Saved data entries:
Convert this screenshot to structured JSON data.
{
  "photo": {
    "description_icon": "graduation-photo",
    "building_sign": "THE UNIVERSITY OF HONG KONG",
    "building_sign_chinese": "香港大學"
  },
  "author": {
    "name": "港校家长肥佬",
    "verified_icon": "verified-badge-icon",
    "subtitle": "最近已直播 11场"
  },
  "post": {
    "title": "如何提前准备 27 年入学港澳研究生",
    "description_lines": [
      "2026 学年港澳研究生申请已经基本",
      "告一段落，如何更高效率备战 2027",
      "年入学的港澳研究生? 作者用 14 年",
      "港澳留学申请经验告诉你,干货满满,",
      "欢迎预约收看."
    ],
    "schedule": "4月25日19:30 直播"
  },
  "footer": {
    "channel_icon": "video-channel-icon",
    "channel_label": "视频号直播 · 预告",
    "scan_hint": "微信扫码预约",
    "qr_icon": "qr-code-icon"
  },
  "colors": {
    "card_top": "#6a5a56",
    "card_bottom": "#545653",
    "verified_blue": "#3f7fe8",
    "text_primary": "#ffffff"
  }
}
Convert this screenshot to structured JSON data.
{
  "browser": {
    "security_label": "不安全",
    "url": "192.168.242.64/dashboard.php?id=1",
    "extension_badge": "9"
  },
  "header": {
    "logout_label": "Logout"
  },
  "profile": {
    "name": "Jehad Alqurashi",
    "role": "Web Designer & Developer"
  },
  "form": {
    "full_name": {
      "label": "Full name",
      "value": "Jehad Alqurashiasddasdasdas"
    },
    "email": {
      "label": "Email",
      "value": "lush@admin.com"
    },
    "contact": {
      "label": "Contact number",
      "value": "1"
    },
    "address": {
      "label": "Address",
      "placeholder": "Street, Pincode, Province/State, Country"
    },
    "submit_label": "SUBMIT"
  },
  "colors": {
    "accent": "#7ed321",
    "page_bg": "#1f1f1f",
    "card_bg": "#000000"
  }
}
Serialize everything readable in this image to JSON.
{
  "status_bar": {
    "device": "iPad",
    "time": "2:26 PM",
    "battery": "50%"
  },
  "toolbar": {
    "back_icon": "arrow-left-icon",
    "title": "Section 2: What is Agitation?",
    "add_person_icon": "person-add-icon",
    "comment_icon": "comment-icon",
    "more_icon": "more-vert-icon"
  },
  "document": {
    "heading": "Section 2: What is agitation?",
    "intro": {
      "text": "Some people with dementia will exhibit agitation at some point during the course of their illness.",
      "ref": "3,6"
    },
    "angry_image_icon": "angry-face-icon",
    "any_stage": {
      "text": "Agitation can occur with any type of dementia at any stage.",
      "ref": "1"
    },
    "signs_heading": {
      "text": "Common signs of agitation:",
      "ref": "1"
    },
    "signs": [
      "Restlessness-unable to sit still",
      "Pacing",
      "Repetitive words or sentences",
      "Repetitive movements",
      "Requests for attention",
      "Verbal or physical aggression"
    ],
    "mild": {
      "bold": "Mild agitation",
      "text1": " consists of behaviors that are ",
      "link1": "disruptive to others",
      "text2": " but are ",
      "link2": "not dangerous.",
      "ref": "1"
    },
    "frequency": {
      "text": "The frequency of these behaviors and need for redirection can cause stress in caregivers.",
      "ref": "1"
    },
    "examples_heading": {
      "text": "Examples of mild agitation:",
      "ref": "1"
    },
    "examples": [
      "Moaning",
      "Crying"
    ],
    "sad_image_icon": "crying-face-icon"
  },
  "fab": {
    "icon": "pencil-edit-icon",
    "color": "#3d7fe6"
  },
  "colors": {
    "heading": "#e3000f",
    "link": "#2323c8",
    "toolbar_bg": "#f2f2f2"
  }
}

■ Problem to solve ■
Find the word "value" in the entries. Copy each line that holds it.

■ Problem solution ■
      "value": "Jehad Alqurashiasddasdasdas"
      "value": "lush@admin.com"
      "value": "1"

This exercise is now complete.